It’s also good to know which neighbors might be interested in food items your household just doesn’t seem to be eating. If we’re not using up our avocadoes fast enough, I know who likes to make guacamole from overripe ones. I could reliably count on my old duplex-mate to turn a chicken carcass into soup if I wasn’t up for it. And I know who will gladly unburden me of those opened jars of pickles that have been languishing at the back of my refrigerator for longer than I care to admit.

Cohousing can also come in handy if you want to subscribe to a local CSA (community-supported agriculture) farm. A frequent complaint of CSA subscribers is that their weekly share provides them with too great an abundance of fresh veggies. What better place than cohousing to find someone who will share your share, so that you have a quantity of vegetables you can actually manage? And if you still find you have too much, it’s easy to offer the surplus to your neighbors individually or donate them for a common meal.

Let’s be honest, though. Cohousing also creates new opportunities for wasting food. Take the common dinners. As a regular head cook, I plan for excess rather than risking that my neighbors will go hungry. We have a system for buying leftovers, and I find myself eagerly promoting their sale after my dinners. But do they get eaten, or do they find their way to the compost instead? I don’t know. A more reliable strategy is to freeze large quantities of leftovers for use in a future meal. That can also save time when your cooking duty comes around again.
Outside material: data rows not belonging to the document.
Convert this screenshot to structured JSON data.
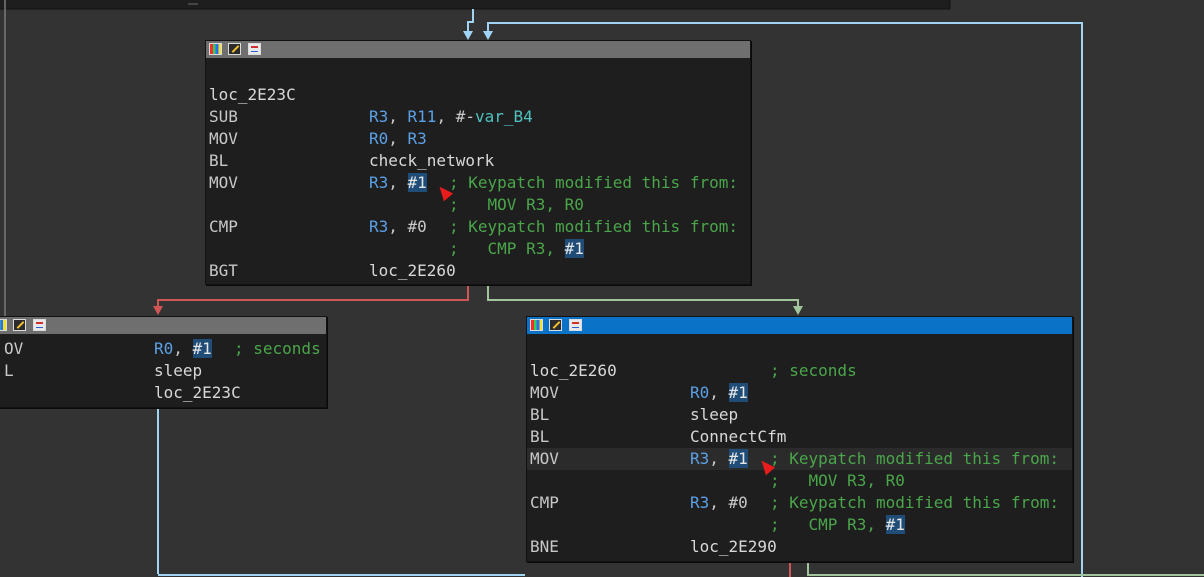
{
  "colors": {
    "background": "#333333",
    "block_bg": "#1e1e1e",
    "titlebar_inactive": "#6f6f6f",
    "titlebar_active": "#0a73c8",
    "edge_blue": "#9fd4f4",
    "edge_red": "#d05555",
    "edge_green": "#a2c49a",
    "comment": "#4aa64a",
    "register": "#5ca0e6",
    "highlight": "#1f4d78"
  },
  "blocks": {
    "top": {
      "label": "loc_2E23C",
      "lines": [
        {
          "mnemonic": "SUB",
          "reg1": "R3",
          "sep1": ", ",
          "reg2": "R11",
          "sep2": ", #-",
          "var": "var_B4"
        },
        {
          "mnemonic": "MOV",
          "reg1": "R0",
          "sep1": ", ",
          "reg2": "R3"
        },
        {
          "mnemonic": "BL",
          "target": "check_network"
        },
        {
          "mnemonic": "MOV",
          "reg1": "R3",
          "sep1": ", ",
          "imm": "#1",
          "comment": "; Keypatch modified this from:"
        },
        {
          "comment": ";   MOV R3, R0"
        },
        {
          "mnemonic": "CMP",
          "reg1": "R3",
          "sep1": ", ",
          "imm": "#0",
          "comment": "; Keypatch modified this from:"
        },
        {
          "comment_prefix": ";   CMP R3, ",
          "comment_imm": "#1"
        },
        {
          "mnemonic": "BGT",
          "target": "loc_2E260"
        }
      ]
    },
    "left": {
      "lines": [
        {
          "mnemonic": "OV",
          "reg1": "R0",
          "sep1": ", ",
          "imm": "#1",
          "comment": "; seconds"
        },
        {
          "mnemonic": "L",
          "target": "sleep"
        },
        {
          "target": "loc_2E23C"
        }
      ]
    },
    "right": {
      "label": "loc_2E260",
      "label_comment": "; seconds",
      "lines": [
        {
          "mnemonic": "MOV",
          "reg1": "R0",
          "sep1": ", ",
          "imm": "#1"
        },
        {
          "mnemonic": "BL",
          "target": "sleep"
        },
        {
          "mnemonic": "BL",
          "target": "ConnectCfm"
        },
        {
          "mnemonic": "MOV",
          "reg1": "R3",
          "sep1": ", ",
          "imm": "#1",
          "comment": "; Keypatch modified this from:"
        },
        {
          "comment": ";   MOV R3, R0"
        },
        {
          "mnemonic": "CMP",
          "reg1": "R3",
          "sep1": ", ",
          "imm": "#0",
          "comment": "; Keypatch modified this from:"
        },
        {
          "comment_prefix": ";   CMP R3, ",
          "comment_imm": "#1"
        },
        {
          "mnemonic": "BNE",
          "target": "loc_2E290"
        }
      ]
    }
  }
}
Most cohousing communities have gardens, which can create an overage of food that isn’t eaten. People come home late from work and don’t have time to harvest. Some are unfamiliar with the crops and can’t tell what plants are where, or when a particular vegetable is ready to pick. Some head cooks don’t have the extra time or inclination to harvest their ingredients from the garden. After all of the energy and resources invested, a large proportion of the harvest can go to waste. At my community, we have developed a couple of solutions. The first is formalizing the task of harvesting for common meals, posting a sign-up with designated harvesters for each dinner. Another is to harvest any abundant crops, wash them, and offer them to anyone who wants them.
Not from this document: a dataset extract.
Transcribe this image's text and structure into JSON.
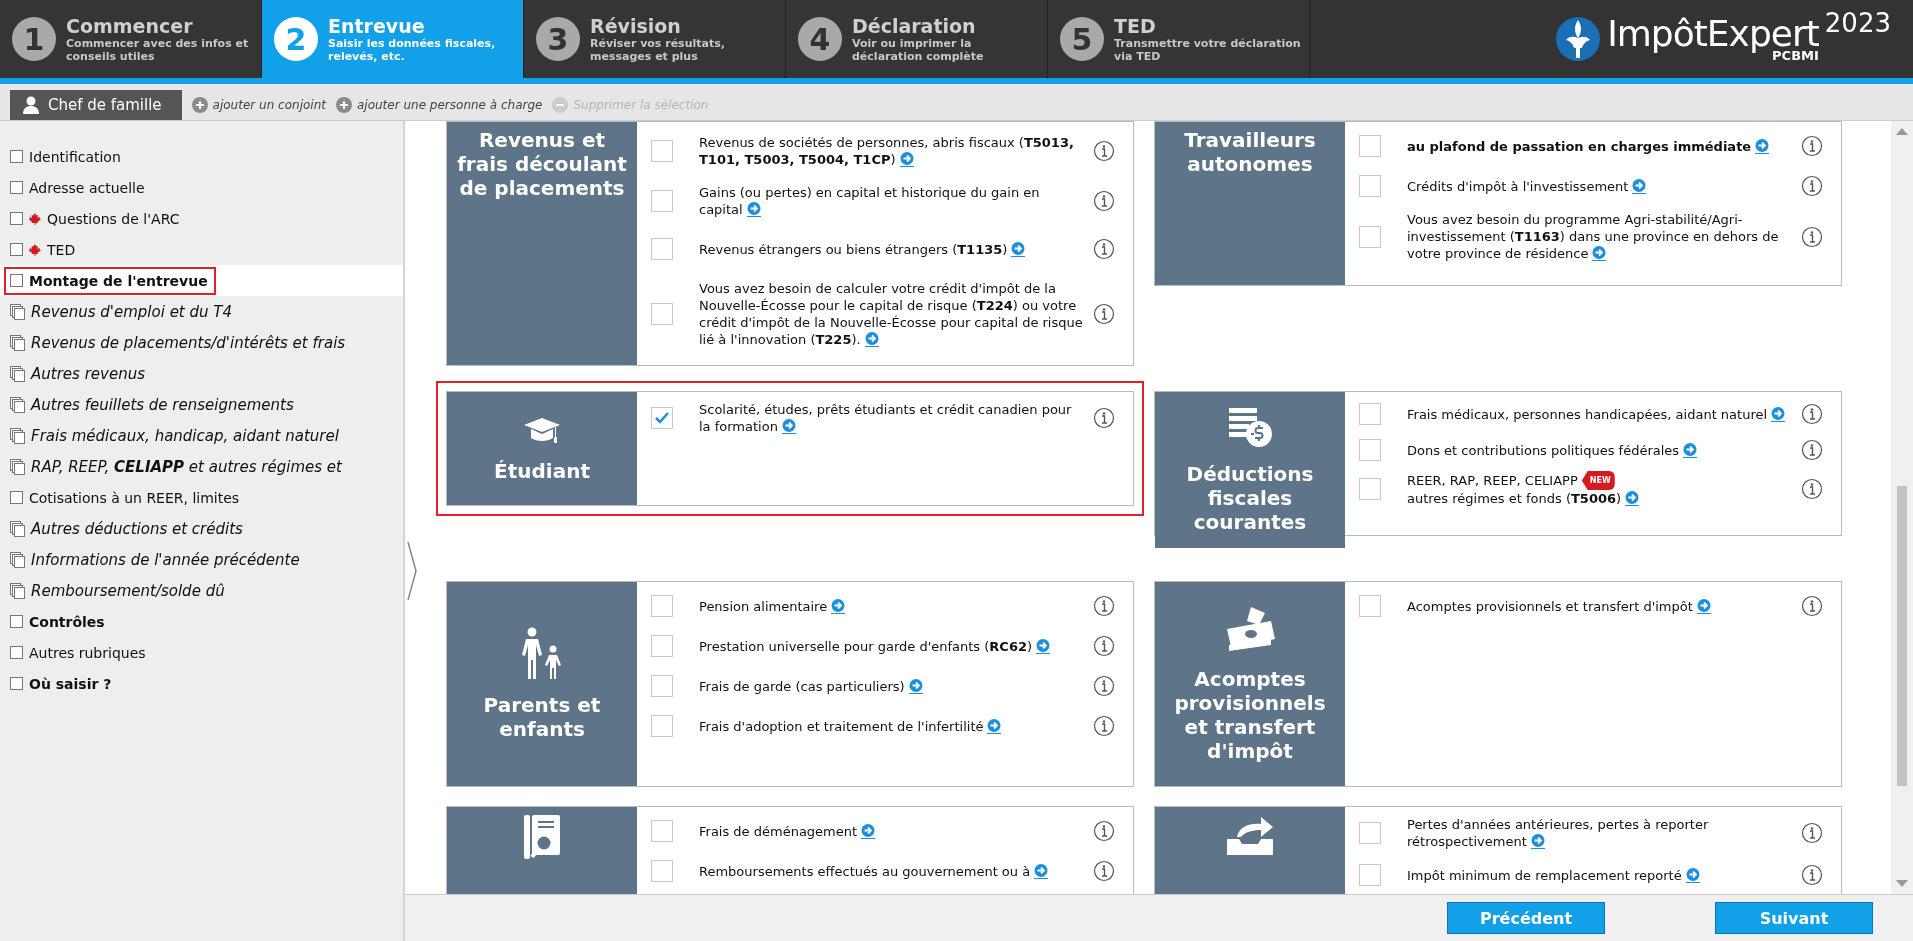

The common kitchen refrigerator is another domain where – surprise, surprise – waste has been known to happen. We have a job of “refrigerator cop”, someone who regularly patrols the refrigerator and disposes of anything that’s gone bad. Right now, Lou is in charge of that job, and that’s a good thing. He has a particular knack for noticing when unclaimed items are at that critical stage where they are on the brink of becoming useless but are still perfectly edible. He puts those things to good use, freezing leftover entrees for workday meals, incorporating stray ingredients into community potluck offerings, and making cheese from leftover milk.

The national data on food waste is sobering. One source estimates that US households waste about a quarter of the food we buy. I feel pretty confident that, on both the household and community level, by our own efforts and by helping each other with complementary needs, my neighbors and I manage to keep our waste well below the national average. But there’s still a lot of room for improvement.
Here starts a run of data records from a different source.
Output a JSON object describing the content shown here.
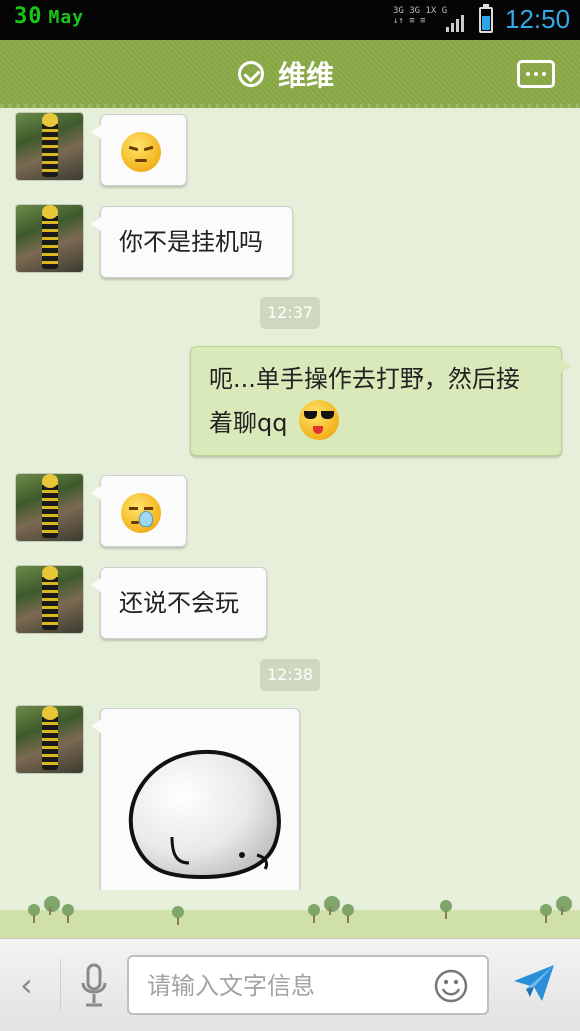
{
  "status_bar": {
    "date_day": "30",
    "date_month": "May",
    "network_line1": "3G 3G 1X G",
    "network_line2": "↓↑ ≡ ≡",
    "time": "12:50"
  },
  "header": {
    "title": "维维",
    "status_icon": "check-circle-icon",
    "menu_icon": "more-icon"
  },
  "messages": [
    {
      "direction": "in",
      "type": "emoji",
      "emoji": "annoyed-face-icon"
    },
    {
      "direction": "in",
      "type": "text",
      "text": "你不是挂机吗"
    },
    {
      "type": "time",
      "text": "12:37"
    },
    {
      "direction": "out",
      "type": "text",
      "line1": "呃...单手操作去打野，然后接",
      "line2": "着聊qq",
      "emoji": "sunglasses-face-icon"
    },
    {
      "direction": "in",
      "type": "emoji",
      "emoji": "crying-face-icon"
    },
    {
      "direction": "in",
      "type": "text",
      "text": "还说不会玩"
    },
    {
      "type": "time",
      "text": "12:38"
    },
    {
      "direction": "in",
      "type": "sticker",
      "sticker": "round-blob-sticker"
    }
  ],
  "input_bar": {
    "placeholder": "请输入文字信息",
    "back_icon": "chevron-left-icon",
    "mic_icon": "microphone-icon",
    "emoji_icon": "smiley-icon",
    "send_icon": "send-icon"
  },
  "colors": {
    "header": "#8aaa46",
    "chat_background": "#e6efd9",
    "outgoing_bubble": "#d9e9b9",
    "incoming_bubble": "#fbfbfb",
    "time_accent": "#36a8e6",
    "date_accent": "#19c619"
  }
}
An inherent advantage of cohousing is that we can build on ideas and skills together, and that one passionate, knowledgeable neighbor can inform and inspire the rest of us. If several of us have a common interest in saving food, we can learn together and evolve our practices. One of my favorite moments was when my neighbor Carrie, who is working on a degree in food justice, hosted a video and discussion on food waste. It was a great opportunity for learning and conversation, and a spark for continued enthusiasm moving forward. This is also a conversation we can continue between cohousing communities across the continent. So, what interesting ideas or practices have you evolved in your home or at your community?

Tags: